The algorithm is doing more than directing you, it is also offering advice to many other drivers on the road. If a large enough share of drivers are using the same platform, it not only has to deal with the effects of congestion, it can CAUSE congestion by rerouting too many cars so they will be on the same segment at the same time. Since there are inherent delays in the system, unless the algorithm randomly balances choices about alternative segments, oscillatory solutions are obviously possible if not likely. Given the hyperbolic increase in queueing delays as most systems near saturation, failure to address this problem would be obvious with only a couple of services providing routing - obviously there is load-balancing in the algorithms.

I stopped using Google Maps for most trips within the highly-connected metro area I live in when I realized that in a region with a large percentage of drivers using Google Maps or equivalent, these programs are essentially leveling out urban congestion. Travel time differences are almost always within prediction error margins, and random events such as recent accidents on the route account for almost all the risk of delay. If everyone else is using Google Maps, I don't have to bother. And this ability to freeride complicates the economics of providing traffic data without the advantage of acquiring extremely valuable user data.

Posted by: CraigM | 03/03/2024 at 11:54 AM

CM: Great points. I discussed this in Numbers Rule Your World. Transportation research confirms your experience; mitigation measures just shift traffic around; at equilibrium, pretty much every route should have the same amount of traffic/congestion.

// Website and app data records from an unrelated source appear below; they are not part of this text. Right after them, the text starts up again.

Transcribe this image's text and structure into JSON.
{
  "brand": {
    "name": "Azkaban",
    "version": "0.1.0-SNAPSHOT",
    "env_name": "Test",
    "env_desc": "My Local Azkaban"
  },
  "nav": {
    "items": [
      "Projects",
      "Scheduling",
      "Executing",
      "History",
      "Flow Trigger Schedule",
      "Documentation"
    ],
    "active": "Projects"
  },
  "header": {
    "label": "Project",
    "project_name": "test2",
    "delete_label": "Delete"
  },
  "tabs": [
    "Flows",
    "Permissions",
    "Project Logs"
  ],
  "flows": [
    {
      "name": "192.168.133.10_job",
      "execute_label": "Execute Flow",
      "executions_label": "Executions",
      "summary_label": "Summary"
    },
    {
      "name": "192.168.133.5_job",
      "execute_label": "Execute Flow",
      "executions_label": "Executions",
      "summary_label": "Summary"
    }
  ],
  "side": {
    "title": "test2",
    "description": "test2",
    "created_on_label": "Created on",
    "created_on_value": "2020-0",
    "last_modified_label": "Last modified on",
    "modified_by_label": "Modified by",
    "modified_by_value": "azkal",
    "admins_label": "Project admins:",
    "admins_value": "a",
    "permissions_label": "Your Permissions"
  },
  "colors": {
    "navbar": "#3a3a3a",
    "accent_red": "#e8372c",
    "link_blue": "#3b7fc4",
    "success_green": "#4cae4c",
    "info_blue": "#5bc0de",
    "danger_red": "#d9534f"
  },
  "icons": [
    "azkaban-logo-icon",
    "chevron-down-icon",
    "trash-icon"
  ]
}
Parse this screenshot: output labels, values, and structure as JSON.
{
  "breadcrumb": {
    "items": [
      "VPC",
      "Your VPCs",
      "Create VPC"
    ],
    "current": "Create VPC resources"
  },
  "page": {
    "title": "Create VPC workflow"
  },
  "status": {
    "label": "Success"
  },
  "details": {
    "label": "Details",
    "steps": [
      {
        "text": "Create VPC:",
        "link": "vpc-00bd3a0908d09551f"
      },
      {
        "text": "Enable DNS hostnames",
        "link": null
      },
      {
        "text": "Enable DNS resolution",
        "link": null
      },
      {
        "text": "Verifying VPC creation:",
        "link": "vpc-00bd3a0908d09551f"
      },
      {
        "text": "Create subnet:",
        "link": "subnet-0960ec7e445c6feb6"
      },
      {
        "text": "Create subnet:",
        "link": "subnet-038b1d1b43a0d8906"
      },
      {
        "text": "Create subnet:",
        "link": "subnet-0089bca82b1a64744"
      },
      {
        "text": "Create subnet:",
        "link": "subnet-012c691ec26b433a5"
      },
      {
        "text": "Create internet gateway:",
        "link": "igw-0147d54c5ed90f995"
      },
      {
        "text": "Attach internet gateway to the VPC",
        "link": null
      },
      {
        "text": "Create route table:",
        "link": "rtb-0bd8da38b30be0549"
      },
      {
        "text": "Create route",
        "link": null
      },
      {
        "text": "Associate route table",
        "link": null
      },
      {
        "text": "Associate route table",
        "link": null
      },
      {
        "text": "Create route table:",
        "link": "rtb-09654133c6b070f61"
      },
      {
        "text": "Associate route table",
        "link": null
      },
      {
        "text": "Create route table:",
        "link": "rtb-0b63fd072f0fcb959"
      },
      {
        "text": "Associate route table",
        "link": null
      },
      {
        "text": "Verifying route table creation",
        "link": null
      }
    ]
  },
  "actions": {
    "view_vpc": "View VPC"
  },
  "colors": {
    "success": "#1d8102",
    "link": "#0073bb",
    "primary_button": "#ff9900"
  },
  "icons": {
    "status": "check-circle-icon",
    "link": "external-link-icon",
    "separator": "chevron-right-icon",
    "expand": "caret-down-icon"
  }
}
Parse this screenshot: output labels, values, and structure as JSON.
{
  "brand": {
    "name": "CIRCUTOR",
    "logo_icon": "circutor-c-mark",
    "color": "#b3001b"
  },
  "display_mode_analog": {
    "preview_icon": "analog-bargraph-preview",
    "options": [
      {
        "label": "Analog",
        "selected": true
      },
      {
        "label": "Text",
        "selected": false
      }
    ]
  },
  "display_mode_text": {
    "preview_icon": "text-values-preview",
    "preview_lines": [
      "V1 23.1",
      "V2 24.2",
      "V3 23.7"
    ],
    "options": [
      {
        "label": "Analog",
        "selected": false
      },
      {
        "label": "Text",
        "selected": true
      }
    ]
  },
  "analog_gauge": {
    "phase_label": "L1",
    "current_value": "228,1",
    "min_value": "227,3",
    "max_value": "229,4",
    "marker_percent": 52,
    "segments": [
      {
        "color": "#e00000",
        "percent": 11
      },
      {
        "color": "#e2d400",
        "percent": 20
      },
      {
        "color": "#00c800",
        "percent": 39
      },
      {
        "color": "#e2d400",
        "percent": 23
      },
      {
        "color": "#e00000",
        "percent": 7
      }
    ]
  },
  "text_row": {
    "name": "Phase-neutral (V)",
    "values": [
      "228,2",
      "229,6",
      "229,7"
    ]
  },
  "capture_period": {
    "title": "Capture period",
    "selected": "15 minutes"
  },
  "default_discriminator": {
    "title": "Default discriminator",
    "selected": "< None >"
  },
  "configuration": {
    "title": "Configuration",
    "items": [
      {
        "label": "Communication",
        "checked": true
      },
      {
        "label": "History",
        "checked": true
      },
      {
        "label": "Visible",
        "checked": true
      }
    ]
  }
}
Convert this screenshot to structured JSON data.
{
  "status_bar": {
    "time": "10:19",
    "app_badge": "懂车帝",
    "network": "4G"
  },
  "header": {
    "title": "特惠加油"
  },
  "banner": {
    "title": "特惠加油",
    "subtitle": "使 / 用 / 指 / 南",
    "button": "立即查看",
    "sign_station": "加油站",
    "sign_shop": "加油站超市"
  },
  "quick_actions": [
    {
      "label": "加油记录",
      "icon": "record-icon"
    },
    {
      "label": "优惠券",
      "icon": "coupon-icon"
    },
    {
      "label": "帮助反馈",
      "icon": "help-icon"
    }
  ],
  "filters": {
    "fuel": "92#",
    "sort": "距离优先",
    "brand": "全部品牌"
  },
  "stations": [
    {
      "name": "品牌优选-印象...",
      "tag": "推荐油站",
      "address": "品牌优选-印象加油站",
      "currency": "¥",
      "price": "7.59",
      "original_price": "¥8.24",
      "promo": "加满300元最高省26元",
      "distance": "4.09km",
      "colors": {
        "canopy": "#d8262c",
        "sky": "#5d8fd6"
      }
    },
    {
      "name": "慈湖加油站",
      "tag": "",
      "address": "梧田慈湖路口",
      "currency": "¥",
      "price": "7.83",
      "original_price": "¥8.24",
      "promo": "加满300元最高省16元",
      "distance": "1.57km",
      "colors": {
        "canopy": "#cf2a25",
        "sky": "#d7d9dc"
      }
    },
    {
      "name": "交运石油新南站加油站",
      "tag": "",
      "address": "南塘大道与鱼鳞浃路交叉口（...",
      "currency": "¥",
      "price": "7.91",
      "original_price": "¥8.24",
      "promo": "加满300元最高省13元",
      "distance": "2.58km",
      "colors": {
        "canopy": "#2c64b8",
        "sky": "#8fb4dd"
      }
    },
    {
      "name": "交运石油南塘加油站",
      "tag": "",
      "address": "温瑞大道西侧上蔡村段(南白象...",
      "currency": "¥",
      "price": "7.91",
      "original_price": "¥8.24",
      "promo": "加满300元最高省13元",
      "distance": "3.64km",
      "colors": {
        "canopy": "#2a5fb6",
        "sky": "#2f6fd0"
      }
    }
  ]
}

That said, the scenario described in the post is one in which the algo failed by a massive margin to predict arrival time, in an urban city, during off-peak hours, without unpredictable accidents.

Posted by: Kaiser | 03/03/2024 at 12:50 PM